In April 1943, Fritton Lake was requisitioned by the 79th Armoured Division as part of the top secret plans associated with the D-Day landings.
Tanks were modified to make them amphibious, to enable them to swim to the Normandy Coast and provide close fire support to the infantry on the first assault wave. Buoyancy was achieved by attaching a collapsible screen, inflatable rubber columns and a tubular framework of steel, which enclosed the upper portion of the tank. Propellers fitted to the rear of the tank provided propulsion when waterborne and also gave the tank its code name: Duplex Drive or D. D. for short.
Their development can be attributed to Hungarian designer, Nicholas Straussler. However, the training and further trials was achieved under the leadership of Major General Percy Hobart KBE., CB., DSO., MC., who was the Commander of the 79th Armoured Division.
Hobart required an inland lake to conduct the elementary training with the Duplex Drive tank, and chose Fritton due to its wooded shores, open water of 180 acres and its proximity to his other top secret facilities at Orford and Sudbourne in Suffolk. Fritton became known as A Wing and was referred to as the Fritton Bridging Camp. Its cover story involved the transport of vehicles and equipment by means of ferries and Bailey bridges. Even those local to the lake had to sign the Official Secrets Act, preventing them from disclosing any details of what they saw, and inhibiting access to their properties by everyone, except close family and doctors.
Between 6th April and 10 June 1943, engineers undertook the construction of tank parks, mock up landing craft ramps and a hutted camp for personnel. Fifty Valentine Duplex Drive tanks were stationed at Fritton along with workshops and stores. In addition, a special facility was constructed to enable crews to practice escaping from a submerged tank. One hundred and twenty full-time soldiers were stationed here, to instruct the crews, to maintain the tanks and equipment, and to patrol the site.
Over the ensuing months a total of ten regiments attended the Fresh Water School. Their intensive training lasted 14 days, and enabled the crews to perfect launching drills, navigating and landing procedures. In addition, the crews had to learn to waterproof the tank, repair the screens and maintain the drive system. There were five British crews, including the 4th/7th Dragoons, East Riding Yeomanry and 13th/18th Hussars; two Canadian Tank Brigades (6th Armoured Brigade (1st Garry Horse) and the 10th Armoured Regiment (1st Hussars) and three United States tank units/battalions (70th, 741st, 743rd). The crews were billeted in hotels and bed and breakfasts in Great Yarmouth whilst at Fritton, before being sent to a second establishment, B Wing: Salt Water Wing at Gosport, Hampshire.
It was during the training of the 743rd United States Tank Battalion that Supreme Allied Commander, Dwight D. Eisenhower, along with Field Marshall Alanbrooke met Hobart to inspect the 79th Armoured Division’s training facilities on the East Coast.
Eisenhower arrived on the overnight train from London and arrived at 0845 hours at Saxmundham Station in Suffolk on 27th January 1943. Their first port of call was Hurst Hall at Saxmundham, which was the headquarters of the 79th Armoured
Division, where the party were briefed about the secret and experimental nature of Hobart’s division.
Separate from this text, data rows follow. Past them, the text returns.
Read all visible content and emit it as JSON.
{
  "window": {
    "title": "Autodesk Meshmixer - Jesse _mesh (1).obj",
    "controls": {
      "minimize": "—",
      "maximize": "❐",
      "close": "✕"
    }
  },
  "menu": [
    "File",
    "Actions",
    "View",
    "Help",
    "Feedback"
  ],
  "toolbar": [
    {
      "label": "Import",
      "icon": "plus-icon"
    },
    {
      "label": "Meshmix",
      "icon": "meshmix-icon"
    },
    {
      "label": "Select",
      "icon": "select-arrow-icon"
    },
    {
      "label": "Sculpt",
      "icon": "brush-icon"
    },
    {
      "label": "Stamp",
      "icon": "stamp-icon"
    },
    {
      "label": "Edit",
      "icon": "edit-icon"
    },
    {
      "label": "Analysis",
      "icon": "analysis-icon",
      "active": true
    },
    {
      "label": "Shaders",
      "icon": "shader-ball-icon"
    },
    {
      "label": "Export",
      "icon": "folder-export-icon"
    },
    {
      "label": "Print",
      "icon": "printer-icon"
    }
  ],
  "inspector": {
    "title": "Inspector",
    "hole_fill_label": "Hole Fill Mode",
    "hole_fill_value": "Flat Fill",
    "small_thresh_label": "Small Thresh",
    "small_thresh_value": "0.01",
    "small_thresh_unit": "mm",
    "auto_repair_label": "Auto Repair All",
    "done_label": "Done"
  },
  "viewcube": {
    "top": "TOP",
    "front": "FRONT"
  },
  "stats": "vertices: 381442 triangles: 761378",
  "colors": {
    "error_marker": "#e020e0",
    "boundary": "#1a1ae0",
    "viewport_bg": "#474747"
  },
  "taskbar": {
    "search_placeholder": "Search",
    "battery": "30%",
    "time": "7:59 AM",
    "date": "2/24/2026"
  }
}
Visits and demonstrations of the various specialised equipment was conducted, including a tank that destroys mines (Sherman
Crab/Flail Tank), Armoured Ramp Carrier (for overcoming sea walls and concrete obstructions) and the Crocodile (a flame throwing tank that was able to shower gun implements with burning liquids with terrifying consequences). The modified tanks were nicknamed, Hobart’s Funnies.
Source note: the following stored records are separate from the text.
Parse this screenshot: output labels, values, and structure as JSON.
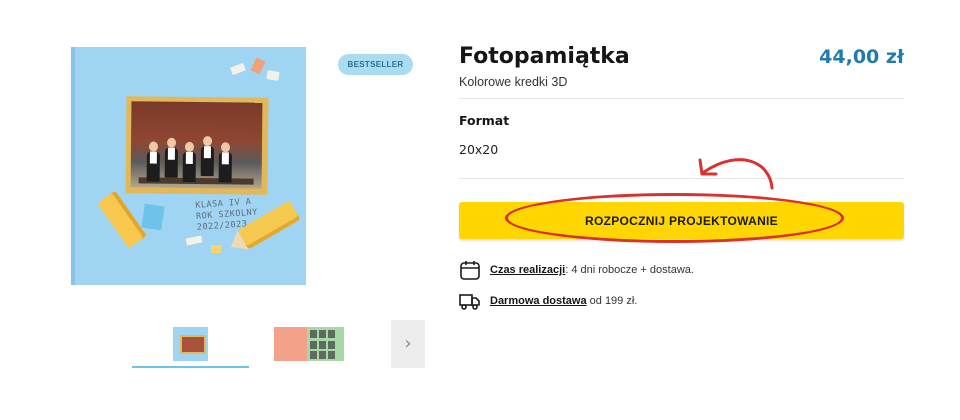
{
  "product": {
    "badge": "BESTSELLER",
    "cover_text_line1": "KLASA IV A",
    "cover_text_line2": "ROK SZKOLNY 2022/2023",
    "title": "Fotopamiątka",
    "subtitle": "Kolorowe kredki 3D",
    "price": "44,00 zł"
  },
  "options": {
    "format_label": "Format",
    "format_value": "20x20"
  },
  "cta": {
    "label": "ROZPOCZNIJ PROJEKTOWANIE"
  },
  "info": {
    "lead_time_link": "Czas realizacji",
    "lead_time_text": ": 4 dni robocze + dostawa.",
    "delivery_link": "Darmowa dostawa",
    "delivery_text": " od 199 zł."
  },
  "gallery": {
    "next_glyph": "›"
  },
  "colors": {
    "accent_yellow": "#ffd600",
    "price_blue": "#1f7cad",
    "annotation_red": "#d8312f",
    "badge_bg": "#a9dbf1"
  },
  "icons": [
    "calendar-icon",
    "delivery-truck-icon",
    "chevron-right-icon"
  ]
}
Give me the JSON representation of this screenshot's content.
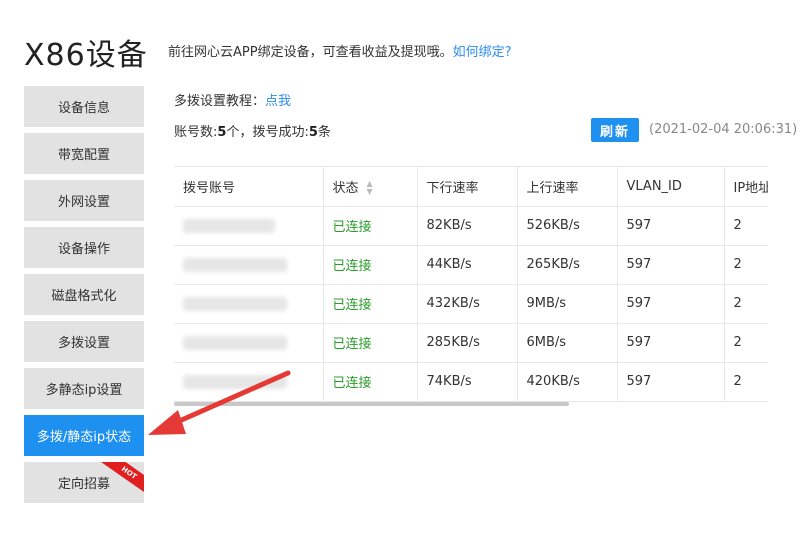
{
  "page": {
    "title": "X86设备",
    "intro_text": "前往网心云APP绑定设备，可查看收益及提现哦。",
    "intro_link": "如何绑定?"
  },
  "sidebar": {
    "items": [
      {
        "label": "设备信息"
      },
      {
        "label": "带宽配置"
      },
      {
        "label": "外网设置"
      },
      {
        "label": "设备操作"
      },
      {
        "label": "磁盘格式化"
      },
      {
        "label": "多拨设置"
      },
      {
        "label": "多静态ip设置"
      },
      {
        "label": "多拨/静态ip状态",
        "active": true
      },
      {
        "label": "定向招募",
        "badge": "HOT"
      }
    ]
  },
  "main": {
    "tutorial_label": "多拨设置教程：",
    "tutorial_link": "点我",
    "summary_prefix": "账号数:",
    "account_count": "5",
    "summary_middle": "个，拨号成功:",
    "success_count": "5",
    "summary_suffix": "条",
    "refresh_label": "刷新",
    "timestamp": "(2021-02-04 20:06:31)"
  },
  "table": {
    "columns": [
      "拨号账号",
      "状态",
      "下行速率",
      "上行速率",
      "VLAN_ID",
      "IP地址"
    ],
    "rows": [
      {
        "account": "",
        "status": "已连接",
        "down": "82KB/s",
        "up": "526KB/s",
        "vlan": "597",
        "ip": "2"
      },
      {
        "account": "",
        "status": "已连接",
        "down": "44KB/s",
        "up": "265KB/s",
        "vlan": "597",
        "ip": "2"
      },
      {
        "account": "",
        "status": "已连接",
        "down": "432KB/s",
        "up": "9MB/s",
        "vlan": "597",
        "ip": "2"
      },
      {
        "account": "",
        "status": "已连接",
        "down": "285KB/s",
        "up": "6MB/s",
        "vlan": "597",
        "ip": "2"
      },
      {
        "account": "",
        "status": "已连接",
        "down": "74KB/s",
        "up": "420KB/s",
        "vlan": "597",
        "ip": "2"
      }
    ]
  },
  "colors": {
    "accent": "#1e90f0",
    "link": "#2d8cf0",
    "status_ok": "#2a9d2a",
    "annotation_arrow": "#e53935",
    "hot_badge": "#e02020"
  },
  "icons": {
    "sort": "sort-icon",
    "annotation": "arrow-icon"
  }
}
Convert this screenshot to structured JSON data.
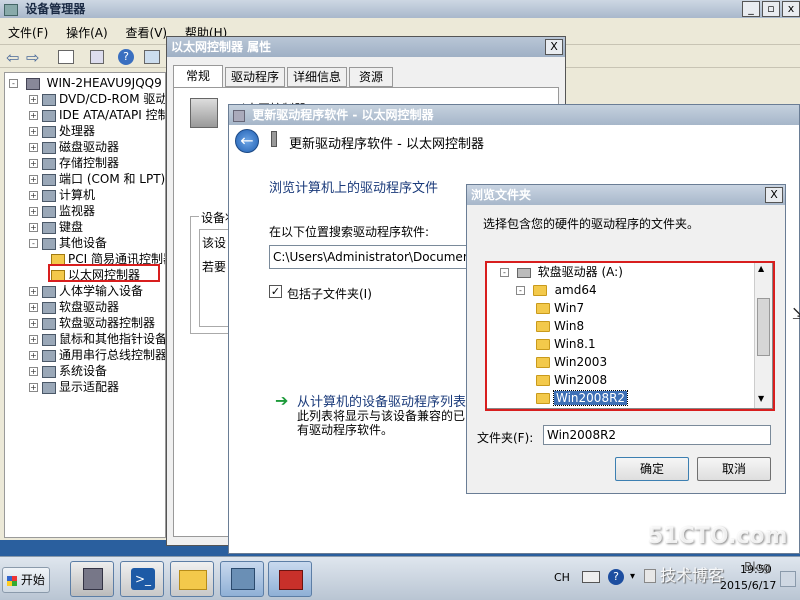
{
  "devmgr": {
    "title": "设备管理器",
    "menu": [
      "文件(F)",
      "操作(A)",
      "查看(V)",
      "帮助(H)"
    ],
    "tree_root": "WIN-2HEAVU9JQQ9",
    "tree": [
      {
        "label": "DVD/CD-ROM 驱动器",
        "exp": "+"
      },
      {
        "label": "IDE ATA/ATAPI 控制器",
        "exp": "+"
      },
      {
        "label": "处理器",
        "exp": "+"
      },
      {
        "label": "磁盘驱动器",
        "exp": "+"
      },
      {
        "label": "存储控制器",
        "exp": "+"
      },
      {
        "label": "端口 (COM 和 LPT)",
        "exp": "+"
      },
      {
        "label": "计算机",
        "exp": "+"
      },
      {
        "label": "监视器",
        "exp": "+"
      },
      {
        "label": "键盘",
        "exp": "+"
      },
      {
        "label": "其他设备",
        "exp": "-"
      },
      {
        "label": "PCI 简易通讯控制器",
        "exp": ""
      },
      {
        "label": "以太网控制器",
        "exp": ""
      },
      {
        "label": "人体学输入设备",
        "exp": "+"
      },
      {
        "label": "软盘驱动器",
        "exp": "+"
      },
      {
        "label": "软盘驱动器控制器",
        "exp": "+"
      },
      {
        "label": "鼠标和其他指针设备",
        "exp": "+"
      },
      {
        "label": "通用串行总线控制器",
        "exp": "+"
      },
      {
        "label": "系统设备",
        "exp": "+"
      },
      {
        "label": "显示适配器",
        "exp": "+"
      }
    ]
  },
  "props": {
    "title": "以太网控制器 属性",
    "tabs": [
      "常规",
      "驱动程序",
      "详细信息",
      "资源"
    ],
    "device_partial": "以太网控制器",
    "group_label": "设备状",
    "status_lines": [
      "该设",
      "若要"
    ]
  },
  "update": {
    "window_title": "更新驱动程序软件 - 以太网控制器",
    "header": "更新驱动程序软件 - 以太网控制器",
    "section_title": "浏览计算机上的驱动程序文件",
    "search_label": "在以下位置搜索驱动程序软件:",
    "path_value": "C:\\Users\\Administrator\\Documen",
    "include_subfolders": "包括子文件夹(I)",
    "link_title": "从计算机的设备驱动程序列表",
    "link_desc_1": "此列表将显示与该设备兼容的已",
    "link_desc_2": "有驱动程序软件。"
  },
  "browse": {
    "title": "浏览文件夹",
    "close": "X",
    "instruction": "选择包含您的硬件的驱动程序的文件夹。",
    "drive": "软盘驱动器 (A:)",
    "amd64": "amd64",
    "folders": [
      "Win7",
      "Win8",
      "Win8.1",
      "Win2003",
      "Win2008",
      "Win2008R2"
    ],
    "folder_label": "文件夹(F):",
    "folder_value": "Win2008R2",
    "ok": "确定",
    "cancel": "取消"
  },
  "taskbar": {
    "start": "开始",
    "lang": "CH",
    "time": "19:50",
    "date": "2015/6/17"
  },
  "watermark": {
    "site": "51CTO.com",
    "sub": "技术博客",
    "blog": "Blog"
  }
}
Lastly, Hobart, Alanbrooke and Eisenhower visited Fritton. Not only did they witness the various stages of training, including an amphibious tank escape, but also Eisenhower rode on a Duplex Drive Valentine into the lake via one of the landing craft mock ups. It is recorded that he stood on the commander’s platform and operated the rudder, steering the tank during manoeuvres.
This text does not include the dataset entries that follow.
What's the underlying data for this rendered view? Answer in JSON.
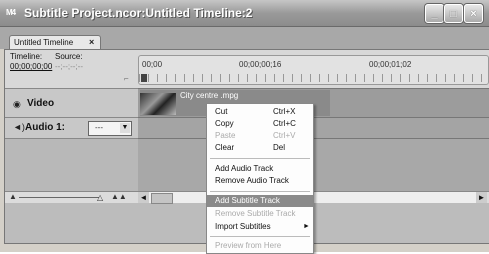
{
  "window": {
    "app_icon": "M4",
    "title": "Subtitle Project.ncor:Untitled Timeline:2",
    "buttons": [
      "minimize-icon",
      "maximize-icon",
      "close-icon"
    ]
  },
  "tab": {
    "label": "Untitled Timeline",
    "close": "×"
  },
  "timecode": {
    "timeline_label": "Timeline:",
    "timeline_value": "00;00;00;00",
    "source_label": "Source:",
    "source_value": "--;--;--;--"
  },
  "ruler": {
    "ticks": [
      "00;00",
      "00;00;00;16",
      "00;00;01;02"
    ]
  },
  "tracks": {
    "video": {
      "label": "Video",
      "clip_name": "City centre .mpg"
    },
    "audio": {
      "label": "Audio 1:",
      "select_value": "---"
    }
  },
  "context_menu": {
    "items": [
      {
        "label": "Cut",
        "shortcut": "Ctrl+X",
        "enabled": true
      },
      {
        "label": "Copy",
        "shortcut": "Ctrl+C",
        "enabled": true
      },
      {
        "label": "Paste",
        "shortcut": "Ctrl+V",
        "enabled": false
      },
      {
        "label": "Clear",
        "shortcut": "Del",
        "enabled": true
      },
      {
        "label": "Add Audio Track",
        "shortcut": "",
        "enabled": true
      },
      {
        "label": "Remove Audio Track",
        "shortcut": "",
        "enabled": true
      },
      {
        "label": "Add Subtitle Track",
        "shortcut": "",
        "enabled": true,
        "highlighted": true
      },
      {
        "label": "Remove Subtitle Track",
        "shortcut": "",
        "enabled": false
      },
      {
        "label": "Import Subtitles",
        "shortcut": "",
        "enabled": true,
        "submenu": true
      },
      {
        "label": "Preview from Here",
        "shortcut": "",
        "enabled": false
      }
    ]
  },
  "colors": {
    "title_gradient": "#9a9a9a",
    "highlight": "#8a8a8a",
    "disabled_text": "#aaaaaa"
  }
}
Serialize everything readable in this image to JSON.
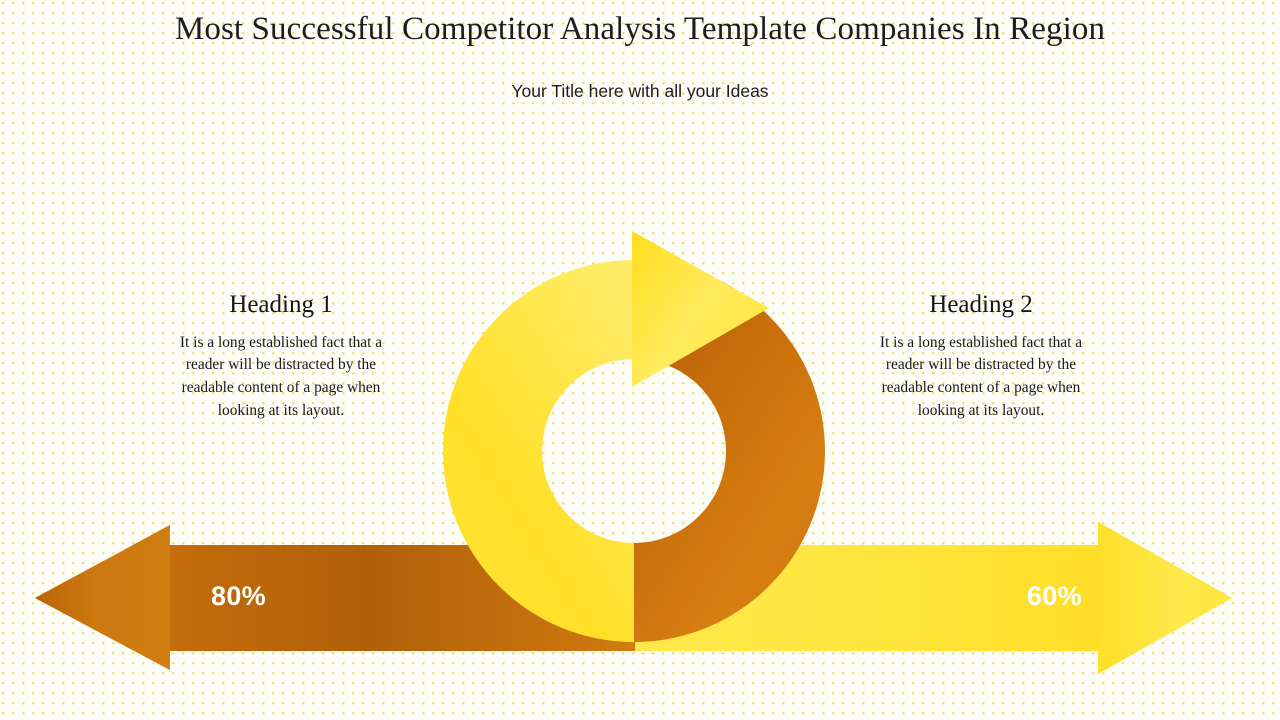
{
  "slide": {
    "title": "Most Successful  Competitor Analysis Template Companies In Region",
    "subtitle": "Your Title here with all your Ideas",
    "background_color": "#fdfdf7",
    "dot_color": "#f6dd72"
  },
  "columns": [
    {
      "heading": "Heading 1",
      "body": "It is a long established fact that a reader will be distracted by the readable content of a page when looking at its layout."
    },
    {
      "heading": "Heading 2",
      "body": "It is a long established fact that a reader will be distracted by the readable content of a page when looking at its layout."
    }
  ],
  "chart_data": {
    "type": "bar",
    "title": "Most Successful  Competitor Analysis Template Companies In Region",
    "subtitle": "Your Title here with all your Ideas",
    "categories": [
      "Heading 1",
      "Heading 2"
    ],
    "values": [
      80,
      60
    ],
    "value_labels": [
      "80%",
      "60%"
    ],
    "unit": "%",
    "series": [
      {
        "name": "Heading 1",
        "value": 80,
        "label": "80%",
        "color": "#c8700f",
        "direction": "left"
      },
      {
        "name": "Heading 2",
        "value": 60,
        "label": "60%",
        "color": "#ffe033",
        "direction": "right"
      }
    ],
    "xlabel": "",
    "ylabel": "",
    "ylim": [
      0,
      100
    ],
    "grid": false,
    "legend": "none"
  },
  "graphic": {
    "ring_label": "circular-process-arrow",
    "colors": {
      "yellow_light": "#fff06b",
      "yellow": "#ffe22e",
      "yellow_deep": "#fcd21a",
      "orange": "#d5790f",
      "orange_dark": "#a85c06",
      "orange_mid": "#c26e0c"
    },
    "arrow_left": {
      "label": "80%",
      "direction": "left",
      "color": "#c8700f"
    },
    "arrow_right": {
      "label": "60%",
      "direction": "right",
      "color": "#ffe033"
    },
    "arrowhead_top": {
      "direction": "right",
      "color": "#ffe22e"
    }
  }
}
The effectiveness of the Duplex Drives was proven on D-Day when 176 Duplex Drives were launched into the English Channel in the early hours of 6th June 1944 and 121 landed successfully on the five assault beaches. Never before had tanks participated so early in an assault, and, to use Hobart’s words: these tanks proved to be the key to unlocking the gateway to Europe.